> WHAT THE EXERCISE ASKS
Copy out every line in the entries below that includes "value".
------------------------------
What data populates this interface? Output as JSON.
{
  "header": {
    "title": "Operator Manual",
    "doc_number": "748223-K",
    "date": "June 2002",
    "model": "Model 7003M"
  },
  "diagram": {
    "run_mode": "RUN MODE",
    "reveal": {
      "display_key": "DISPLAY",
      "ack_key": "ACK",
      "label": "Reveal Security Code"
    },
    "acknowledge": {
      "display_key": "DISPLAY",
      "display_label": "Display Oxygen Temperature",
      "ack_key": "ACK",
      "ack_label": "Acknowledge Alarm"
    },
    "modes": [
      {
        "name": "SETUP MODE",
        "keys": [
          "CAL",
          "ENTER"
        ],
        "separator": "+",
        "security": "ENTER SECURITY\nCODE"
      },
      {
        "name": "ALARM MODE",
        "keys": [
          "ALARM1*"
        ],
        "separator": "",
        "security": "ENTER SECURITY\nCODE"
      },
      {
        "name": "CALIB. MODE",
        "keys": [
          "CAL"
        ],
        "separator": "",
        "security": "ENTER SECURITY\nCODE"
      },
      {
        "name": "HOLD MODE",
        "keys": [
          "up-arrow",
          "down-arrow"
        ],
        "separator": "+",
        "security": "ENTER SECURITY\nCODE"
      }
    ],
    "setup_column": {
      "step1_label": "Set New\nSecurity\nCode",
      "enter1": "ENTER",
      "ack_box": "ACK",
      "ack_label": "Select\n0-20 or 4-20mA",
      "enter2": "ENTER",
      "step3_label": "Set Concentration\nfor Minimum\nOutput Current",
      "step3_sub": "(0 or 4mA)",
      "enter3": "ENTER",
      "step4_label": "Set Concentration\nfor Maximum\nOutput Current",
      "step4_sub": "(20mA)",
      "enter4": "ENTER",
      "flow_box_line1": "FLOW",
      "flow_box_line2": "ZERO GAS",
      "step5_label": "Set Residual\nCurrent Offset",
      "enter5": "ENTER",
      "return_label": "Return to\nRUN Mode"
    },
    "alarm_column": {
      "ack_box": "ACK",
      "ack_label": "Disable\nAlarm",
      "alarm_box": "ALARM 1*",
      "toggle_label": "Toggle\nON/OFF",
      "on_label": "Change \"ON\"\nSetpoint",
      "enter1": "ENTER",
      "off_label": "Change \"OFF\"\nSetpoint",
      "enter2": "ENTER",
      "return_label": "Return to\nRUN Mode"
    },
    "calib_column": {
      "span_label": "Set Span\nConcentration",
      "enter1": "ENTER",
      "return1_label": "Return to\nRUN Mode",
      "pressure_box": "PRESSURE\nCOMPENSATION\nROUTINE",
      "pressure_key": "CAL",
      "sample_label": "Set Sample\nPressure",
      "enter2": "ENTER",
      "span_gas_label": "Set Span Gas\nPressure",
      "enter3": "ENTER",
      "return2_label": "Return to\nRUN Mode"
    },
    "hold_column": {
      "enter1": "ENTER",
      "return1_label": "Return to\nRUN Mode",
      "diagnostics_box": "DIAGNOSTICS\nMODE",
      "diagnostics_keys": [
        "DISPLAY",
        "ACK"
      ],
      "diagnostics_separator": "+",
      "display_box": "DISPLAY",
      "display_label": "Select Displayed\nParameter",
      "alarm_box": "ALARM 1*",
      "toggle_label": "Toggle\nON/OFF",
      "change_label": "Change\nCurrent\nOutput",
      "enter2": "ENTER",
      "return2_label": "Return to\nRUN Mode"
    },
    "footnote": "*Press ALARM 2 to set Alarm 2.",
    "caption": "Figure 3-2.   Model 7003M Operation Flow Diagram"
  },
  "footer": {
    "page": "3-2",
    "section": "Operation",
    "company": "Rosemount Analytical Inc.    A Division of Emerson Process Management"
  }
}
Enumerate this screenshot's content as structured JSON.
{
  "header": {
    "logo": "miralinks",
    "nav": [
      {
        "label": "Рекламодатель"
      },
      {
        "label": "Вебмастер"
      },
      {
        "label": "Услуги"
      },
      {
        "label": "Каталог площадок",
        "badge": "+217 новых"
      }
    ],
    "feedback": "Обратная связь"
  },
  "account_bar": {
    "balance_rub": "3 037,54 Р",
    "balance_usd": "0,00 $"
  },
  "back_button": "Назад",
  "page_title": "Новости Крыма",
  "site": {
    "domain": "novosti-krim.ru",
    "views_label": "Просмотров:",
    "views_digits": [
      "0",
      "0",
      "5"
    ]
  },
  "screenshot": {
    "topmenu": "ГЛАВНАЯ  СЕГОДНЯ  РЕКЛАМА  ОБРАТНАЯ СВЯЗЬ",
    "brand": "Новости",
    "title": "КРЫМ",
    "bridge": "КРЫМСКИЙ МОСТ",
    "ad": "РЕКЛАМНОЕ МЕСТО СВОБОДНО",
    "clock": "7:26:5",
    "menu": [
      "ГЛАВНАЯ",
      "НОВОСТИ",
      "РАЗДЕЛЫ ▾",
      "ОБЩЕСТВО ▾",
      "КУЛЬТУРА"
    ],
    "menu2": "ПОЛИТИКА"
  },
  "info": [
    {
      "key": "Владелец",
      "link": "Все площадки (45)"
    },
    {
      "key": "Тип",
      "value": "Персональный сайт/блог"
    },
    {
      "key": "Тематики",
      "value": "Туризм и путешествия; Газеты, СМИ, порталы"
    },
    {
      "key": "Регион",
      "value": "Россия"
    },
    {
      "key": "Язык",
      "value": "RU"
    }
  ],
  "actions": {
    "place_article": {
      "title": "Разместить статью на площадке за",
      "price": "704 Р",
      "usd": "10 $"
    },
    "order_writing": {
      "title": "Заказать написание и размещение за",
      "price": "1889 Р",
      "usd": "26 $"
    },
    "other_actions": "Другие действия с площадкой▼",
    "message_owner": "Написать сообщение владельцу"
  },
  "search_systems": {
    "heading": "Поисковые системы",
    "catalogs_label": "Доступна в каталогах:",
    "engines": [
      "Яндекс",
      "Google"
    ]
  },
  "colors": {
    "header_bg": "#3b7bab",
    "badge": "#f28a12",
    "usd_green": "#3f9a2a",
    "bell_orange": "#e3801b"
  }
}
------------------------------
> FINISHED EXERCISE
      "value": "Персональный сайт/блог"
      "value": "Туризм и путешествия; Газеты, СМИ, порталы"
      "value": "Россия"
      "value": "RU"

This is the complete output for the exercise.